• Live it up. “Don’t be afraid to go a bit higher on wine,” he says - or in other words, you don’t need to drink too much wine if it’s really good. Droplets can be savored for hours (but if you do want a bargain value, he contends, aim for Chilean Cabs at Trader Joe’s).
• Take sides. Try a Napa Cabernet against one from Bordeaux.
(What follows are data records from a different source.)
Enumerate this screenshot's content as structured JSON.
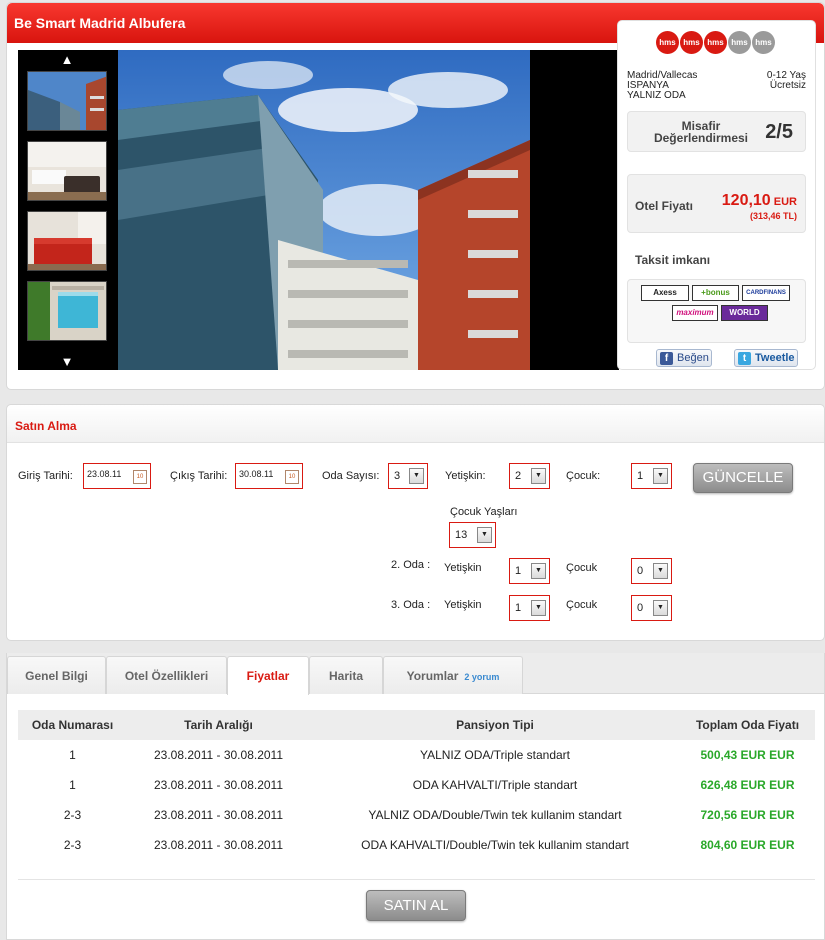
{
  "hotel": {
    "name": "Be Smart Madrid Albufera",
    "star_badges": [
      {
        "label": "hms",
        "active": true
      },
      {
        "label": "hms",
        "active": true
      },
      {
        "label": "hms",
        "active": true
      },
      {
        "label": "hms",
        "active": false
      },
      {
        "label": "hms",
        "active": false
      }
    ],
    "location_line1": "Madrid/Vallecas",
    "location_line2": "ISPANYA",
    "board": "YALNIZ ODA",
    "child_age": "0-12 Yaş",
    "child_fee": "Ücretsiz",
    "rating_label_line1": "Misafir",
    "rating_label_line2": "Değerlendirmesi",
    "rating": "2/5",
    "price_label": "Otel Fiyatı",
    "price_value": "120,10",
    "price_currency": "EUR",
    "price_tl": "(313,46 TL)",
    "installment_label": "Taksit imkanı",
    "cards": [
      "Axess",
      "+bonus",
      "CARDFINANS",
      "maximum",
      "WORLD"
    ],
    "like_label": "Beğen",
    "tweet_label": "Tweetle"
  },
  "purchase": {
    "title": "Satın Alma",
    "checkin_label": "Giriş Tarihi:",
    "checkin_value": "23.08.11",
    "checkout_label": "Çıkış Tarihi:",
    "checkout_value": "30.08.11",
    "rooms_label": "Oda Sayısı:",
    "rooms_value": "3",
    "adults_label": "Yetişkin:",
    "children_label": "Çocuk:",
    "update_button": "GÜNCELLE",
    "child_ages_label": "Çocuk Yaşları",
    "child_age_value": "13",
    "room1": {
      "adults": "2",
      "children": "1"
    },
    "room2": {
      "label": "2. Oda :",
      "adults_label": "Yetişkin",
      "adults": "1",
      "children_label": "Çocuk",
      "children": "0"
    },
    "room3": {
      "label": "3. Oda :",
      "adults_label": "Yetişkin",
      "adults": "1",
      "children_label": "Çocuk",
      "children": "0"
    }
  },
  "tabs": {
    "general": "Genel Bilgi",
    "features": "Otel Özellikleri",
    "prices": "Fiyatlar",
    "map": "Harita",
    "reviews": "Yorumlar",
    "review_count": "2 yorum"
  },
  "price_table": {
    "headers": [
      "Oda Numarası",
      "Tarih Aralığı",
      "Pansiyon Tipi",
      "Toplam Oda Fiyatı"
    ],
    "rows": [
      {
        "room": "1",
        "dates": "23.08.2011 - 30.08.2011",
        "board": "YALNIZ ODA/Triple standart",
        "price": "500,43 EUR EUR"
      },
      {
        "room": "1",
        "dates": "23.08.2011 - 30.08.2011",
        "board": "ODA KAHVALTI/Triple standart",
        "price": "626,48 EUR EUR"
      },
      {
        "room": "2-3",
        "dates": "23.08.2011 - 30.08.2011",
        "board": "YALNIZ ODA/Double/Twin tek kullanim standart",
        "price": "720,56 EUR EUR"
      },
      {
        "room": "2-3",
        "dates": "23.08.2011 - 30.08.2011",
        "board": "ODA KAHVALTI/Double/Twin tek kullanim standart",
        "price": "804,60 EUR EUR"
      }
    ]
  },
  "buy_button": "SATIN AL",
  "colors": {
    "accent_red": "#d91a12",
    "price_green": "#2aa82a",
    "link_blue": "#3a8ad0"
  }
}
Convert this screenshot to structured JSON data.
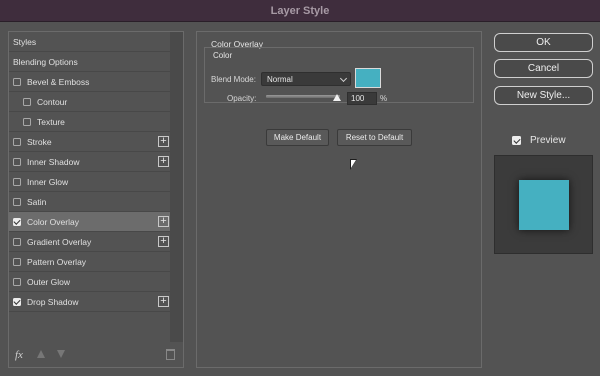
{
  "window": {
    "title": "Layer Style"
  },
  "left_panel": {
    "items": [
      {
        "label": "Styles",
        "checkbox": false,
        "checked": false,
        "selected": false,
        "indent": false,
        "plus": false
      },
      {
        "label": "Blending Options",
        "checkbox": false,
        "checked": false,
        "selected": false,
        "indent": false,
        "plus": false
      },
      {
        "label": "Bevel & Emboss",
        "checkbox": true,
        "checked": false,
        "selected": false,
        "indent": false,
        "plus": false
      },
      {
        "label": "Contour",
        "checkbox": true,
        "checked": false,
        "selected": false,
        "indent": true,
        "plus": false
      },
      {
        "label": "Texture",
        "checkbox": true,
        "checked": false,
        "selected": false,
        "indent": true,
        "plus": false
      },
      {
        "label": "Stroke",
        "checkbox": true,
        "checked": false,
        "selected": false,
        "indent": false,
        "plus": true
      },
      {
        "label": "Inner Shadow",
        "checkbox": true,
        "checked": false,
        "selected": false,
        "indent": false,
        "plus": true
      },
      {
        "label": "Inner Glow",
        "checkbox": true,
        "checked": false,
        "selected": false,
        "indent": false,
        "plus": false
      },
      {
        "label": "Satin",
        "checkbox": true,
        "checked": false,
        "selected": false,
        "indent": false,
        "plus": false
      },
      {
        "label": "Color Overlay",
        "checkbox": true,
        "checked": true,
        "selected": true,
        "indent": false,
        "plus": true
      },
      {
        "label": "Gradient Overlay",
        "checkbox": true,
        "checked": false,
        "selected": false,
        "indent": false,
        "plus": true
      },
      {
        "label": "Pattern Overlay",
        "checkbox": true,
        "checked": false,
        "selected": false,
        "indent": false,
        "plus": false
      },
      {
        "label": "Outer Glow",
        "checkbox": true,
        "checked": false,
        "selected": false,
        "indent": false,
        "plus": false
      },
      {
        "label": "Drop Shadow",
        "checkbox": true,
        "checked": true,
        "selected": false,
        "indent": false,
        "plus": true
      }
    ],
    "footer": {
      "fx_label": "fx",
      "icons": [
        "move-up-icon",
        "move-down-icon",
        "trash-icon"
      ]
    }
  },
  "color_overlay": {
    "section_title": "Color Overlay",
    "group_title": "Color",
    "blend_mode_label": "Blend Mode:",
    "blend_mode_value": "Normal",
    "color_hex": "#45b0c1",
    "opacity_label": "Opacity:",
    "opacity_value": "100",
    "opacity_unit": "%",
    "make_default_label": "Make Default",
    "reset_default_label": "Reset to Default"
  },
  "right_panel": {
    "ok_label": "OK",
    "cancel_label": "Cancel",
    "new_style_label": "New Style...",
    "preview_label": "Preview",
    "preview_checked": true
  }
}
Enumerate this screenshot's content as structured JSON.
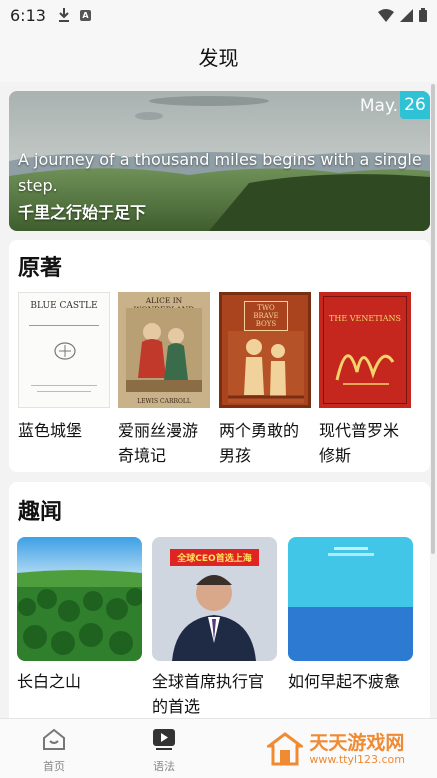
{
  "status_bar": {
    "time": "6:13"
  },
  "header": {
    "title": "发现"
  },
  "banner": {
    "month": "May.",
    "day": "26",
    "quote_en": "A journey of a thousand miles begins with a single step.",
    "quote_zh": "千里之行始于足下"
  },
  "books_section": {
    "title": "原著",
    "items": [
      {
        "title": "蓝色城堡",
        "cover_text": "BLUE CASTLE"
      },
      {
        "title": "爱丽丝漫游奇境记",
        "cover_text": "ALICE IN WONDERLAND",
        "cover_sub": "LEWIS CARROLL"
      },
      {
        "title": "两个勇敢的男孩",
        "cover_text": "TWO BRAVE BOYS"
      },
      {
        "title": "现代普罗米修斯",
        "cover_text": "THE VENETIANS"
      }
    ]
  },
  "news_section": {
    "title": "趣闻",
    "items": [
      {
        "title": "长白之山"
      },
      {
        "title": "全球首席执行官的首选",
        "thumb_text": "全球CEO首选上海"
      },
      {
        "title": "如何早起不疲惫"
      }
    ]
  },
  "bottom_nav": {
    "items": [
      {
        "label": "首页",
        "icon": "home-icon"
      },
      {
        "label": "语法",
        "icon": "play-icon"
      }
    ]
  },
  "watermark": {
    "text": "天天游戏网",
    "url": "www.ttyl123.com"
  },
  "colors": {
    "accent": "#2fc2d4",
    "watermark": "#f08a33"
  }
}
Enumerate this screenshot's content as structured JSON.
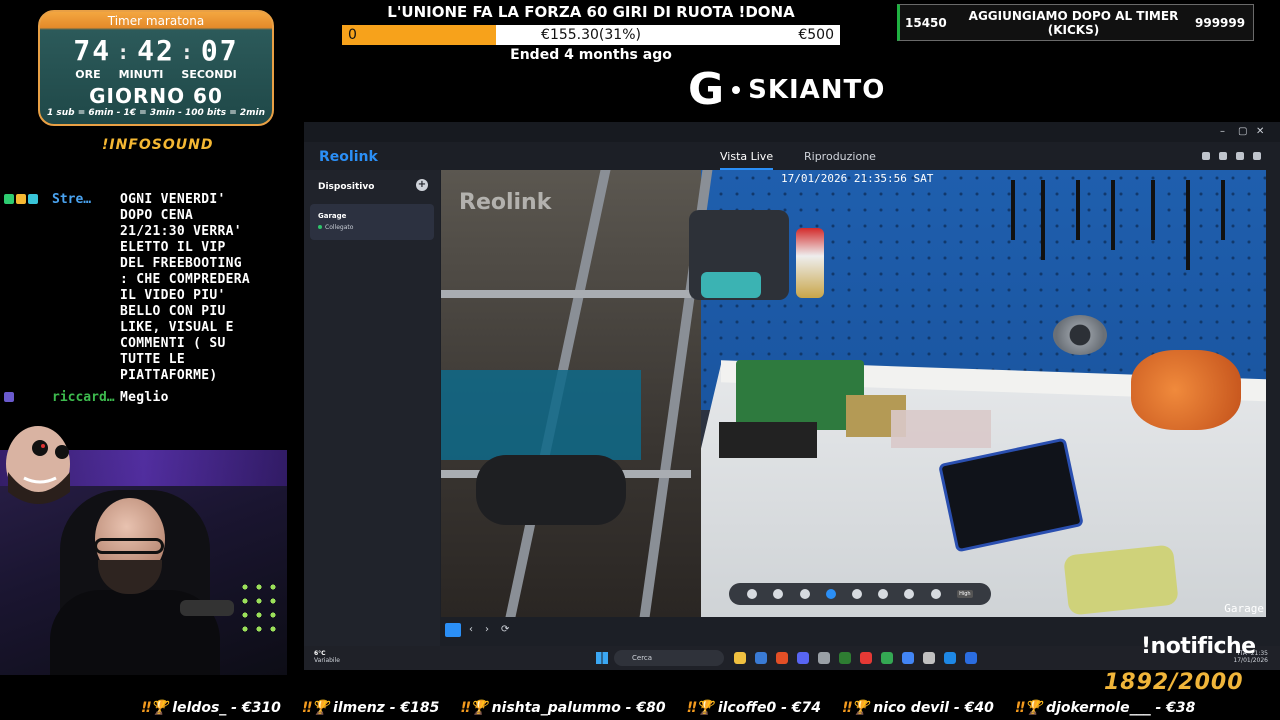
{
  "timer": {
    "title": "Timer maratona",
    "hours": "74",
    "minutes": "42",
    "seconds": "07",
    "label_hours": "ORE",
    "label_minutes": "MINUTI",
    "label_seconds": "SECONDI",
    "day": "GIORNO 60",
    "rates": "1 sub = 6min - 1€ = 3min - 100 bits = 2min"
  },
  "infosound": "!INFOSOUND",
  "chat": [
    {
      "user": "Stre…",
      "user_color": "#4aa3f0",
      "badges": [
        "#2ecc71",
        "#f5b833",
        "#39c5d9"
      ],
      "message": "OGNI VENERDI'\nDOPO CENA\n21/21:30 VERRA'\nELETTO IL VIP\nDEL FREEBOOTING\n: CHE COMPREDERA\nIL VIDEO PIU'\nBELLO CON PIU\nLIKE, VISUAL E\nCOMMENTI ( SU\nTUTTE LE\nPIATTAFORME)"
    },
    {
      "user": "riccard…",
      "user_color": "#3dba4e",
      "badges": [
        "#6a5acd"
      ],
      "message": "Meglio"
    }
  ],
  "goal": {
    "title": "L'UNIONE FA LA FORZA 60 GIRI DI RUOTA !DONA",
    "start": "0",
    "current": "€155.30(31%)",
    "end": "€500",
    "progress": 0.31,
    "status": "Ended 4 months ago"
  },
  "brand": {
    "letter": "G",
    "name": "SKIANTO"
  },
  "kicks": {
    "left": "15450",
    "center": "AGGIUNGIAMO DOPO AL TIMER (KICKS)",
    "right": "999999"
  },
  "reolink": {
    "brand": "Reolink",
    "tabs": [
      "Vista Live",
      "Riproduzione"
    ],
    "window_controls": [
      "–",
      "▢",
      "✕"
    ],
    "sidebar": {
      "title": "Dispositivo",
      "add_icon": "+",
      "device": {
        "name": "Garage",
        "status": "Collegato"
      }
    },
    "feed": {
      "watermark": "Reolink",
      "timestamp": "17/01/2026 21:35:56 SAT",
      "camera_name": "Garage",
      "controls": [
        "mic-icon",
        "settings-icon",
        "alarm-icon",
        "link-icon",
        "brush-icon",
        "ptz-icon",
        "record-icon",
        "snapshot-icon"
      ],
      "quality": "High"
    },
    "bottom_nav": [
      "‹",
      "›",
      "⟳"
    ]
  },
  "taskbar": {
    "weather_temp": "6°C",
    "weather_desc": "Variabile",
    "search": "Cerca",
    "apps": [
      "#f0c040",
      "#3a7bd5",
      "#e34f26",
      "#5865f2",
      "#9aa0a6",
      "#2e7d32",
      "#e53935",
      "#34a853",
      "#4285f4",
      "#c0c0c0",
      "#1e88e5",
      "#2b6de0"
    ],
    "lang": "ITA",
    "time": "21:35",
    "date": "17/01/2026"
  },
  "notifiche": "!notifiche",
  "counter": "1892/2000",
  "ticker": [
    {
      "text": "leldos_ - €310"
    },
    {
      "text": "ilmenz - €185"
    },
    {
      "text": "nishta_palummo - €80"
    },
    {
      "text": "ilcoffe0 - €74"
    },
    {
      "text": "nico devil - €40"
    },
    {
      "text": "djokernole___ - €38"
    }
  ],
  "colors": {
    "accent_orange": "#f7a21b",
    "reolink_blue": "#2b8ff6",
    "counter_gold": "#f0b53a"
  }
}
The revelations will be deliciously distinct.
• Admit wine is medicine. “My ex-father-in-law was in an accident in France,” Szumacher says, “at the hospital they gave him half bottles of Bordeaux.”
(Not that he’s always the picture of poise – he’s not afraid to let less experienced staff have it. “If I don’t agree with something, I’ll tell you to your face!” he says. “I won’t go behind your back to managers like some waiters do.”)
A bottle of Chateau Lynch-Bages Cabernet Sauvignon from France’s Pauillac region sent him wineward. He recalls sipping this heart breaker when he was 18, living in Paris.
“I had never experienced any wine like that before,” he says. “At that time, it was the best wine I’ve ever drunk.” It was also an early taste of what would become an almost-half century career.
After he married his first wife, a French chef, he moved from France to New York to begin a tailoring business. When they heard about the chance to buy a small restaurant in Philadelphia, they jumped at the opportunity.
After five years, he moved on to Los Angeles. From there, he worked at two of L.A.’s finer celebrity restaurants, Chef Wolfgang Puck’s My Maison and The Mustache Café, where he served the likes of Jack Nicholson, Leonardo DiCaprio and Oprah Winfrey (no wine for Winfrey; she ordered a Coke).
Ultimately, though, he couldn’t resist the charming cypress-tree-covered town he’d once visited before, and found a match in wine-worldly Casanova. A decade into his stay here, he admits that the life he loves is the only one he knows: “I can’t imagine what life would be like if I wasn’t a sommelier.”
The money helps. “Gilles sells more high-end wine than anyone around here – he’s heavy!” says Kris Harriman, Casanova’s wine director. “When some of the high-end guys come in to spend money, they ask specifically for him.”
And there’s another reason Szumacher won’t soon fade into the retirement horizon: He’s only improving with age. Stopping would be like uncorking a ’05 Chateau Margaux prematurely.
“I’ll do it until I can’t go on anymore,” he says.
CASANOVA Fifth between Mission and San Carlos, Carmel. • 11:30-3pm; 5-10pm. • 625-0501.